The Phillies and Royals have held at least preliminary trade talks involving Kansas City third baseman Mike Moustakas, according to Jim Salisbury of NBC Sports Philadelphia. The level of interest is not entirely apparent and there’s no indication at this point that the sides are nearing an agreement. But the K.C. scouting department is said to be taking a look at the Phillies system to identify targets.
With a $5.5MM salary this year and $1MM buyout on a 2019 mutual option, Moustakas is an affordable target. Of course, that’s probably not the chief concern for the Phils, who have been much more willing to burn money than prospect capital of late. In recent years, the club has placed numerous hefty salaries onto its payroll, but in most cases hasn’t packaged significant young talent or taken on long-term financial commitments.

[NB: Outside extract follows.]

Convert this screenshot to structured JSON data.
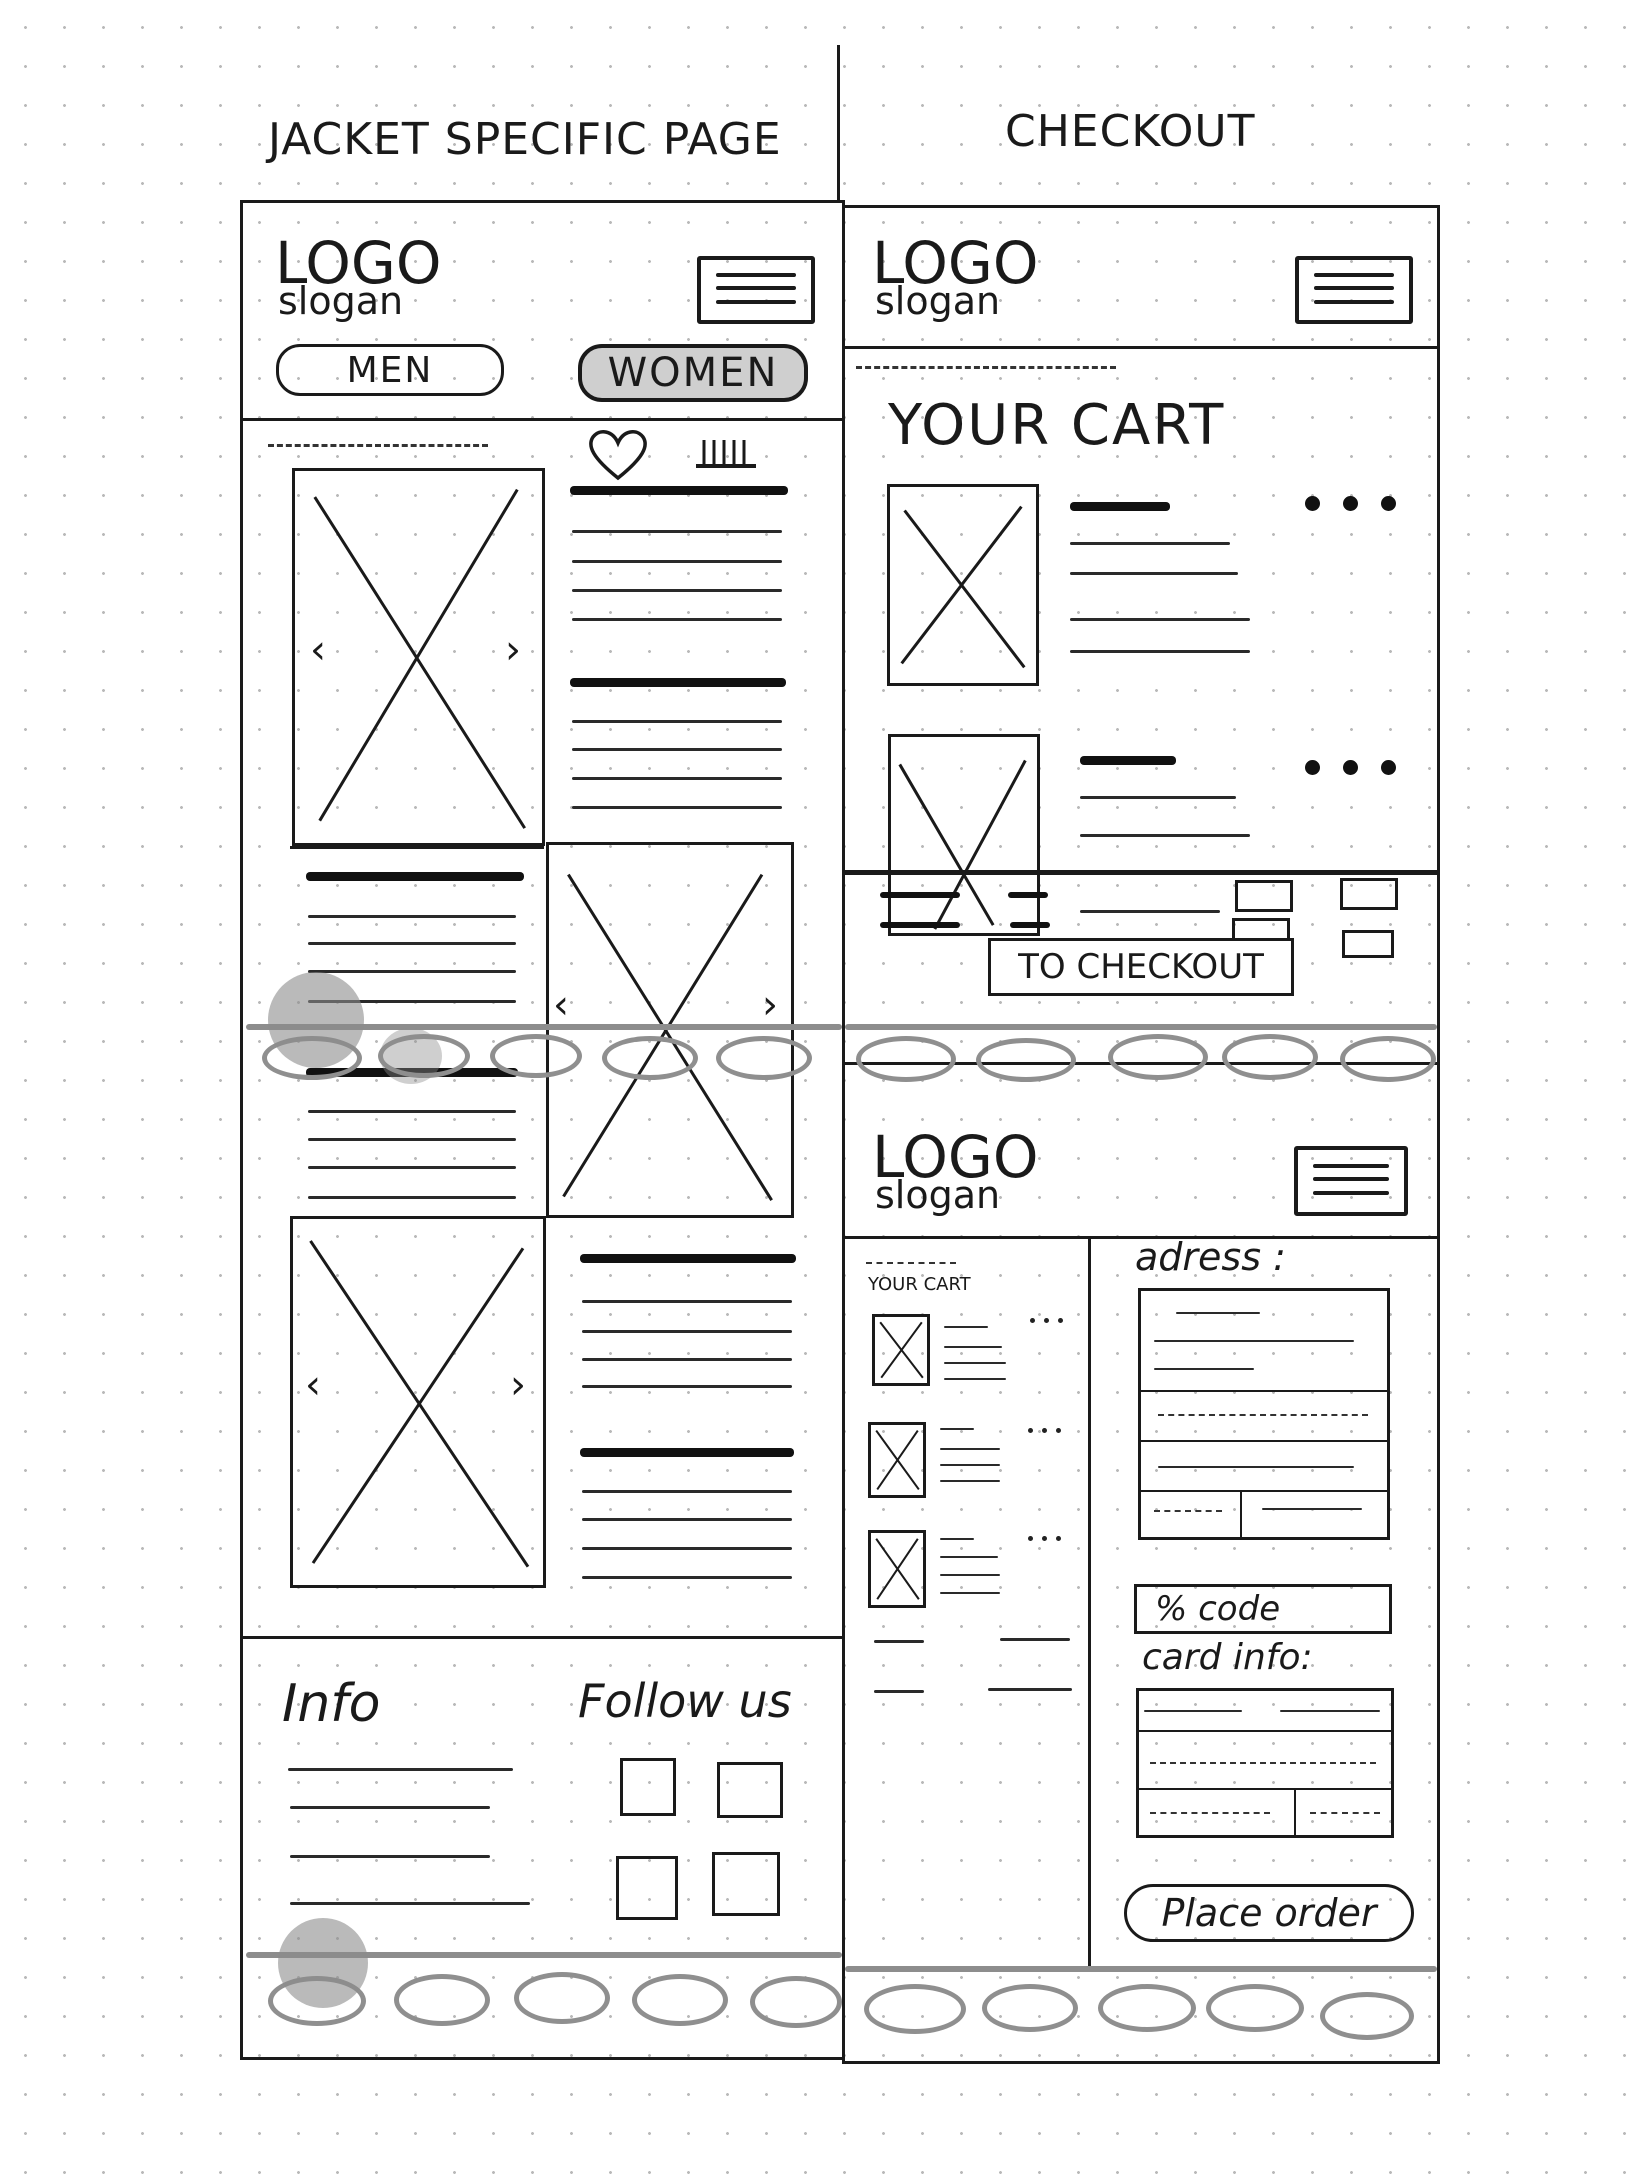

The Philadelphia organization unquestionably has the assets to get Moustakas; what’s not yet clear is whether he’s really the player they want. Firmly in the picture in the National League East, the Phillies are said to be a possible pursuer of top summer trade candidate Manny Machado — a player they may also covet in free agency at season’s end. The club has also been connected to Rangers third bagger Adrian Beltre.
Moustakas, 29, has trailed off at the plate of late after surging to open the year. Still, his .255/.310/.467 slash and 15 home runs through 332 plate appearances fall right in line with his composite work from the prior three campaigns. He has perhaps even been a bit unfortunate; while his .255 BABIP is in line with his unusually low career rate, Moustakas is credited by Statcast with a .383 xwOBA that greatly exceeds his .325 wOBA.
There’s not much mystery at this point as to Moustakas’s profile. He’s got excellent power, middling on-base ability, and not-insignificant platoon splits (which have widened this year). Defensively, he has graded out as a positive this year, but he has mostly played within range of average over his career.
It’ll be interesting to see how the deadline plays out for the Phillies. There are lots of possibilities, both at the hot corner and elsewhere on the roster. As Salisbury indicates, the team may well not show much interest in parting with top prospects to make deals. But few, if any, clubs in baseball can match the Phillies in near and long-term financial flexibility, opening numerous creative avenues to improve a roster that has already looked solid through the season’s halfway point.